It actually doesn’t hurt a thing. They view it as a treat, and it lets you finish your meal in peace. And it probably helps your fellow diners also finish their meals in peace.
Special Needs Tip
Additionally, if you have a special needs child or a child that struggles with sensory issues including having trouble with crowds or loud noises, letting them have the iPad in a restaurant is a fantastic strategy to help them acclimate to the louder environment.
Our oldest child has Autism and Sensory Processing Disorder. And I’ve found walking into a restaurant that’s loud and bright can be very overwhelming for him. However, if you give him the iPad as you walk in, it totally gives him something to focus on that isn’t his surroundings. And the experience is much less overwhelming for him.
Having the iPad in hand means he has something to focus on and then he can slowly start taking in his surroundings at his own pace. We get to a table and settled and we notice that slowly, he starts to look around and notices everything in this new environment. And he’ll look at the iPad less and less as the meal goes on and look around the restaurant and engage more and more.
Have an Exit Strategy
Most importantly, have realistic expectations. Have an emergency (meaning toddler tantrum) exit strategy.
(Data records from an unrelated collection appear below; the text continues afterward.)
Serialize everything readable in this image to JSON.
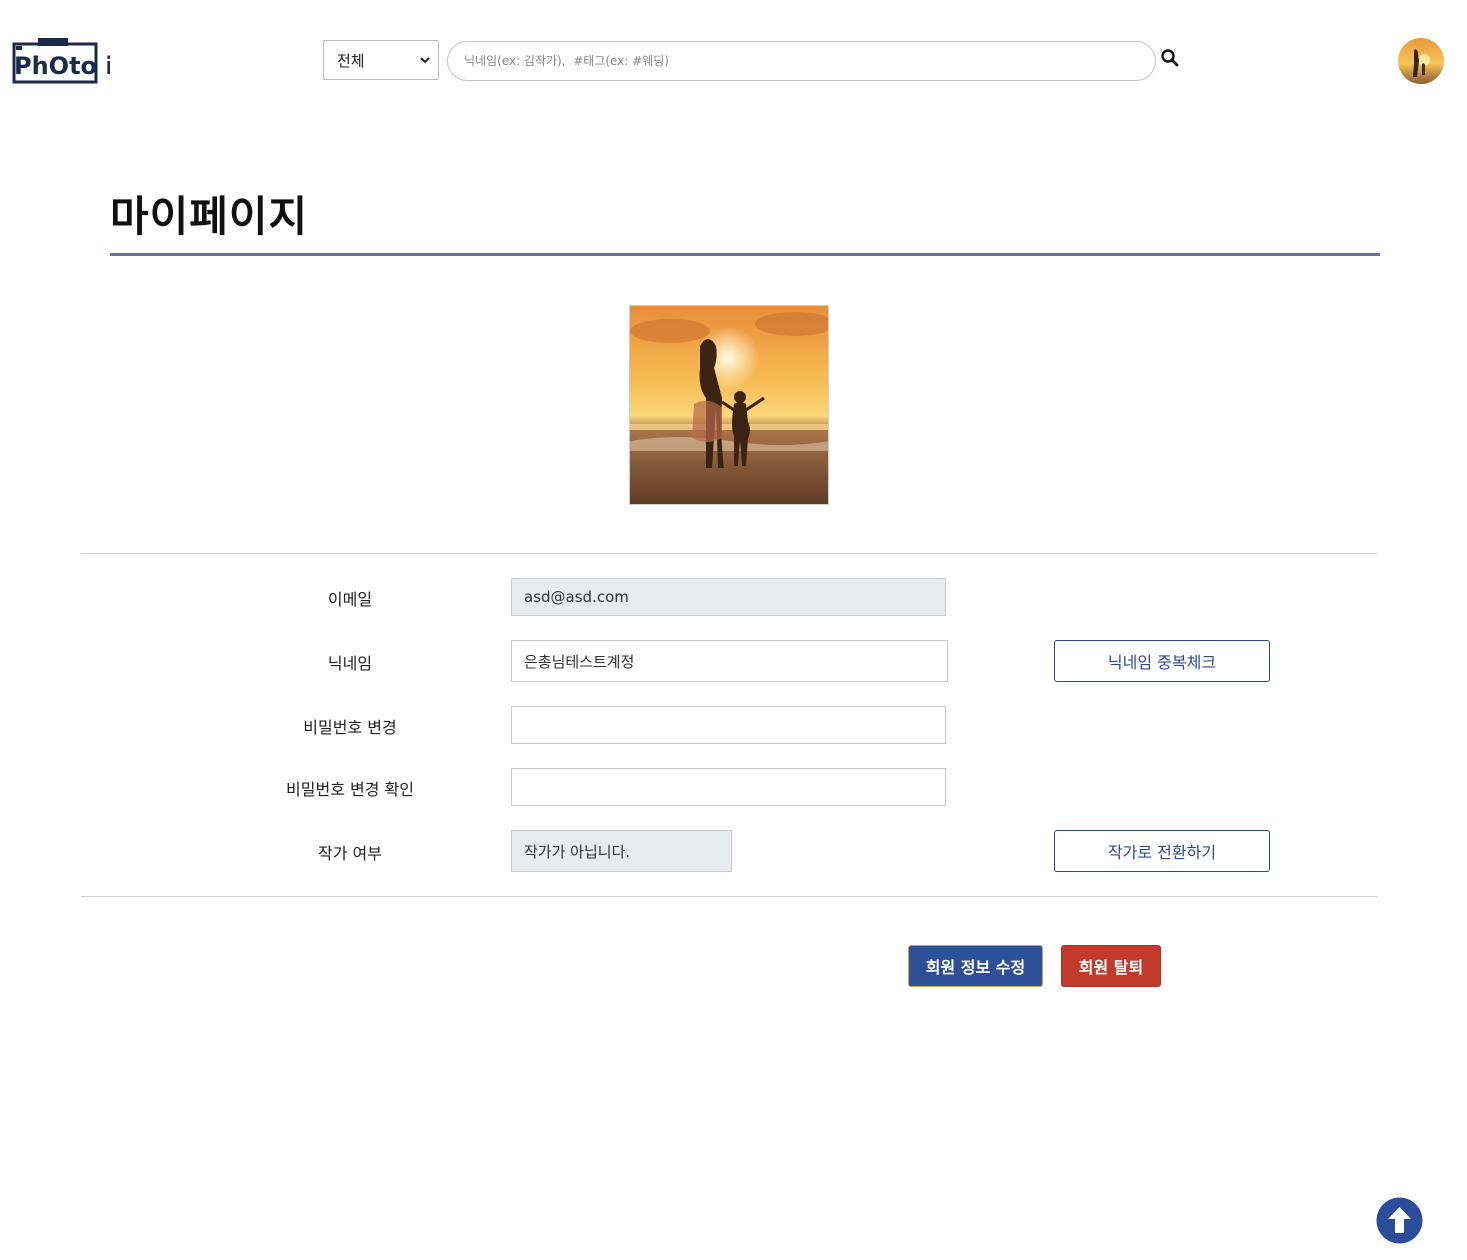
{
  "header": {
    "logo_text": "PhOto it",
    "category_select": {
      "selected": "전체"
    },
    "search": {
      "placeholder": "닉네임(ex: 김작가),  #태그(ex: #웨딩)",
      "value": ""
    }
  },
  "page": {
    "title": "마이페이지"
  },
  "form": {
    "email": {
      "label": "이메일",
      "value": "asd@asd.com"
    },
    "nickname": {
      "label": "닉네임",
      "value": "은총님테스트계정",
      "check_button": "닉네임 중복체크"
    },
    "password": {
      "label": "비밀번호 변경",
      "value": ""
    },
    "password_confirm": {
      "label": "비밀번호 변경 확인",
      "value": ""
    },
    "artist": {
      "label": "작가 여부",
      "value": "작가가 아닙니다.",
      "convert_button": "작가로 전환하기"
    }
  },
  "actions": {
    "edit_label": "회원 정보 수정",
    "withdraw_label": "회원 탈퇴"
  },
  "colors": {
    "accent_blue": "#2f4f99",
    "danger_red": "#c23a2c",
    "title_rule": "#6575a3",
    "outline_blue": "#2e4a8f"
  },
  "icons": {
    "search": "search-icon",
    "select_chevron": "chevron-down-icon",
    "scroll_top": "arrow-up-circle-icon"
  }
}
If a meltdown is ensuing, and you know that you probably aren’t going to be able to get things back on track, be prepared to grab the keys and roll out. Remain calm and execute your strategy.
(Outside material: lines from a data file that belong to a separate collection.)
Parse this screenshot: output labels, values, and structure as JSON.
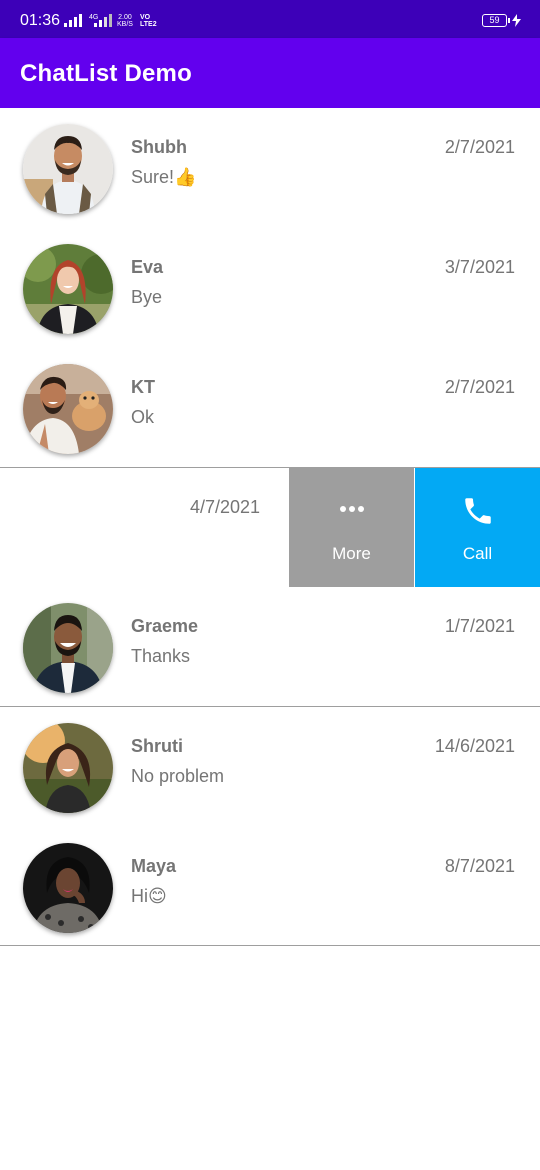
{
  "status_bar": {
    "time": "01:36",
    "network_a": "4G",
    "speed_value": "2.00",
    "speed_unit": "KB/S",
    "volte_top": "VO",
    "volte_bottom": "LTE2",
    "battery": "59"
  },
  "app_bar": {
    "title": "ChatList Demo",
    "color": "#6200ee"
  },
  "chats": [
    {
      "name": "Shubh",
      "message": "Sure!👍",
      "date": "2/7/2021",
      "avatar": "avatar-shubh"
    },
    {
      "name": "Eva",
      "message": "Bye",
      "date": "3/7/2021",
      "avatar": "avatar-eva"
    },
    {
      "name": "KT",
      "message": "Ok",
      "date": "2/7/2021",
      "avatar": "avatar-kt"
    },
    {
      "name": "Graeme",
      "message": "Thanks",
      "date": "1/7/2021",
      "avatar": "avatar-graeme"
    },
    {
      "name": "Shruti",
      "message": "No problem",
      "date": "14/6/2021",
      "avatar": "avatar-shruti"
    },
    {
      "name": "Maya",
      "message": "Hi😊",
      "date": "8/7/2021",
      "avatar": "avatar-maya"
    }
  ],
  "swiped_row": {
    "date": "4/7/2021",
    "more_label": "More",
    "call_label": "Call",
    "more_icon": "more-horiz-icon",
    "call_icon": "phone-icon",
    "more_color": "#9e9e9e",
    "call_color": "#03a9f4"
  }
}
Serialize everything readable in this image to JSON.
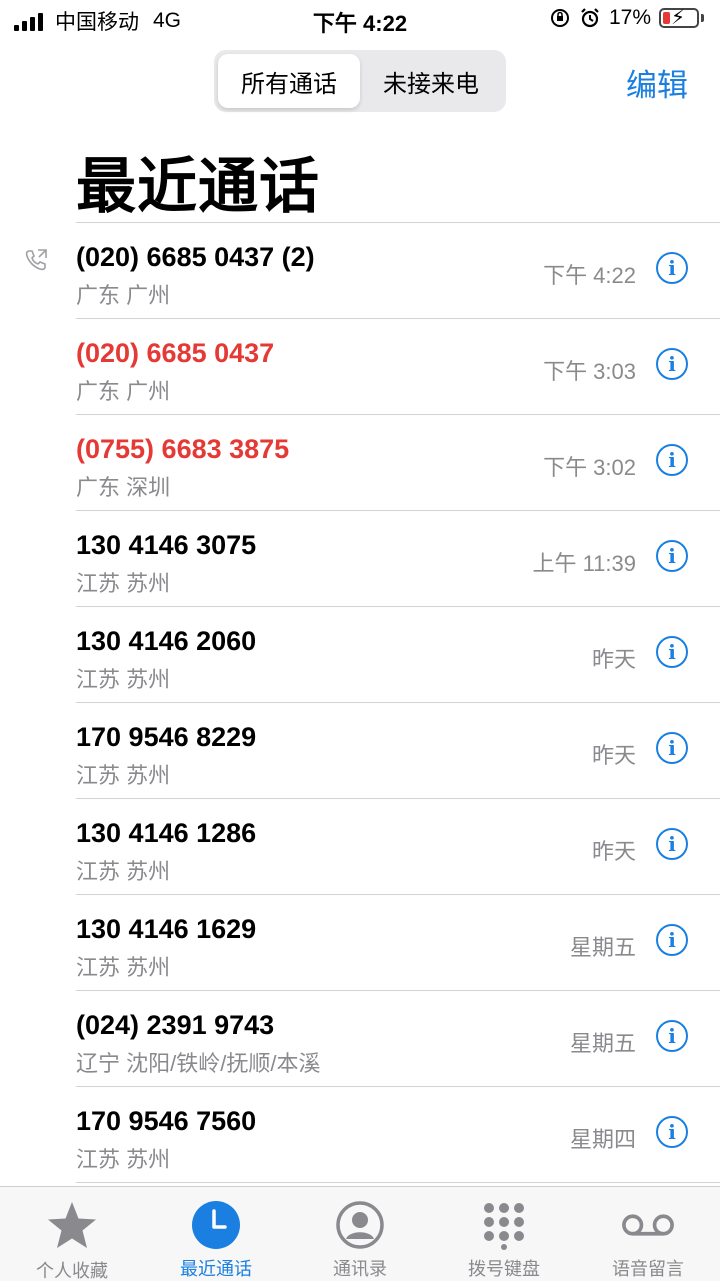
{
  "status_bar": {
    "carrier": "中国移动",
    "network": "4G",
    "time": "下午 4:22",
    "battery": "17%"
  },
  "segmented": {
    "all_label": "所有通话",
    "missed_label": "未接来电"
  },
  "header": {
    "edit_label": "编辑",
    "title": "最近通话"
  },
  "calls": [
    {
      "number": "(020) 6685 0437 (2)",
      "location": "广东 广州",
      "time": "下午 4:22",
      "missed": false,
      "outgoing": true
    },
    {
      "number": "(020) 6685 0437",
      "location": "广东 广州",
      "time": "下午 3:03",
      "missed": true,
      "outgoing": false
    },
    {
      "number": "(0755) 6683 3875",
      "location": "广东 深圳",
      "time": "下午 3:02",
      "missed": true,
      "outgoing": false
    },
    {
      "number": "130 4146 3075",
      "location": "江苏 苏州",
      "time": "上午 11:39",
      "missed": false,
      "outgoing": false
    },
    {
      "number": "130 4146 2060",
      "location": "江苏 苏州",
      "time": "昨天",
      "missed": false,
      "outgoing": false
    },
    {
      "number": "170 9546 8229",
      "location": "江苏 苏州",
      "time": "昨天",
      "missed": false,
      "outgoing": false
    },
    {
      "number": "130 4146 1286",
      "location": "江苏 苏州",
      "time": "昨天",
      "missed": false,
      "outgoing": false
    },
    {
      "number": "130 4146 1629",
      "location": "江苏 苏州",
      "time": "星期五",
      "missed": false,
      "outgoing": false
    },
    {
      "number": "(024) 2391 9743",
      "location": "辽宁 沈阳/铁岭/抚顺/本溪",
      "time": "星期五",
      "missed": false,
      "outgoing": false
    },
    {
      "number": "170 9546 7560",
      "location": "江苏 苏州",
      "time": "星期四",
      "missed": false,
      "outgoing": false
    }
  ],
  "tab_bar": [
    {
      "label": "个人收藏",
      "icon": "star-icon",
      "active": false
    },
    {
      "label": "最近通话",
      "icon": "clock-icon",
      "active": true
    },
    {
      "label": "通讯录",
      "icon": "contact-icon",
      "active": false
    },
    {
      "label": "拨号键盘",
      "icon": "keypad-icon",
      "active": false
    },
    {
      "label": "语音留言",
      "icon": "voicemail-icon",
      "active": false
    }
  ],
  "colors": {
    "accent": "#1a7fe0",
    "missed": "#e53935",
    "secondary_text": "#8a8a8e"
  }
}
Our plan if something like this happens is that my husband will give me the keys and I’ll grab the tantrum-ridden child and we go to the car. If we have food already, my husband will ask for boxes to take food to go. If we have ordered the food but it’s not served yet or if we haven’t even ordered, he’ll ask for it to be made into a to-go order.
It doesn’t have to be any bigger deal than that. It might be two or three minutes of embarrassment while you get your struggling toddler out the door. But don’t worry. Everyone has been there. No one is judging. No one cares! They are living their own lives. And if they are looking at you, they are likely congratulating you from afar for handling your business and carrying through with your parenting warning.
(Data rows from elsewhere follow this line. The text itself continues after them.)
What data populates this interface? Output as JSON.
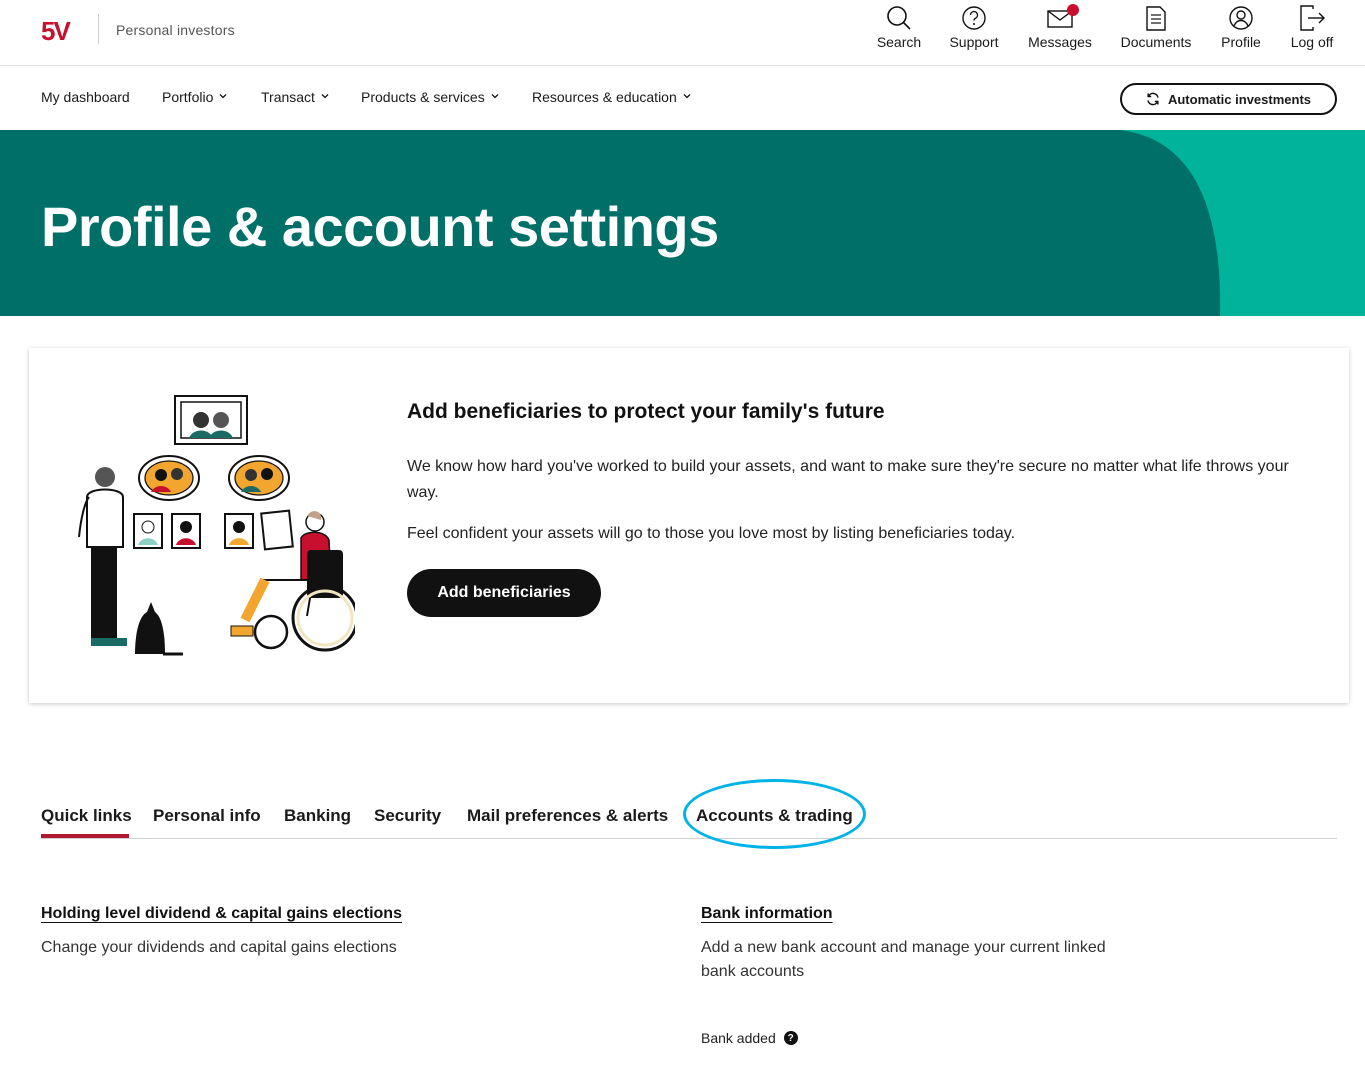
{
  "brand": {
    "logo_text": "5V",
    "site_label": "Personal investors",
    "brand_red": "#c8102e",
    "hero_teal": "#006f68",
    "hero_accent": "#00b39a",
    "tab_highlight": "#00b3e6"
  },
  "utility_nav": [
    {
      "label": "Search",
      "icon": "search-icon"
    },
    {
      "label": "Support",
      "icon": "help-circle-icon"
    },
    {
      "label": "Messages",
      "icon": "envelope-icon",
      "has_notification": true
    },
    {
      "label": "Documents",
      "icon": "document-icon"
    },
    {
      "label": "Profile",
      "icon": "user-icon"
    },
    {
      "label": "Log off",
      "icon": "logout-icon"
    }
  ],
  "main_nav": {
    "items": [
      {
        "label": "My dashboard",
        "dropdown": false
      },
      {
        "label": "Portfolio",
        "dropdown": true
      },
      {
        "label": "Transact",
        "dropdown": true
      },
      {
        "label": "Products & services",
        "dropdown": true
      },
      {
        "label": "Resources & education",
        "dropdown": true
      }
    ],
    "auto_invest_label": "Automatic investments",
    "auto_invest_icon": "refresh-icon"
  },
  "hero": {
    "title": "Profile & account settings"
  },
  "promo": {
    "title": "Add beneficiaries to protect your family's future",
    "paragraph_1": "We know how hard you've worked to build your assets, and want to make sure they're secure no matter what life throws your way.",
    "paragraph_2": "Feel confident your assets will go to those you love most by listing beneficiaries today.",
    "button_label": "Add beneficiaries"
  },
  "tabs": {
    "items": [
      {
        "label": "Quick links",
        "active": true
      },
      {
        "label": "Personal info",
        "active": false
      },
      {
        "label": "Banking",
        "active": false
      },
      {
        "label": "Security",
        "active": false
      },
      {
        "label": "Mail preferences & alerts",
        "active": false
      },
      {
        "label": "Accounts & trading",
        "active": false,
        "highlighted": true
      }
    ]
  },
  "quick_links": [
    {
      "title": "Holding level dividend & capital gains elections",
      "description": "Change your dividends and capital gains elections"
    },
    {
      "title": "Bank information",
      "description": "Add a new bank account and manage your current linked bank accounts",
      "status_label": "Bank added"
    }
  ]
}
You Are Teaching An Important Lesson
Most importantly, acting immediately also teaches your child there are consequences to their actions. They will learn that they misbehaved and acted inappropriately for a restaurant, you then warned them, they continued their behavior, you warned them the second and last time, they didn’t heed the warning, and you as the parent quickly followed through with the given warning. Simple as that. They will learn quickly that Mom and Dad mean “if you do this, then THIS happens.” It’s an excellent learning opportunity.
So, when this happens to you (Not if. WHEN. Because at some point it WILL happen to you) be prepared and don’t get bent out of shape and let it bother you. Like I said, your fellow diners understand, and likely are applauding your efforts. No one’s meal is ruined and everyone still has plenty of fun at the restaurant. Your toddler just isn’t powerful enough to take down an entire restaurant of people in one sitting with a few minutes of tantrum. So, calm down and relax. It’s not the end of the world if you have to take a screaming child out to the car.
To sum up, going out to eat with toddlers doesn’t have to be stressful or challenging. A few quick preparations ahead of time make it an easy and enjoyable time for everyone. And the more you do it, the better your child will get at going out to eat. If you never give them the chance, then they won’t be able to learn how to act in restaurants. So pick a suitable location, pack your provisions and then go out and enjoy an evening with your family and have a nice meal. And if it all goes to hell, order extra dessert to go and know that the sun will still rise tomorrow and the earth will continue to rotate. Just keep trying ideas and just keep shuffling.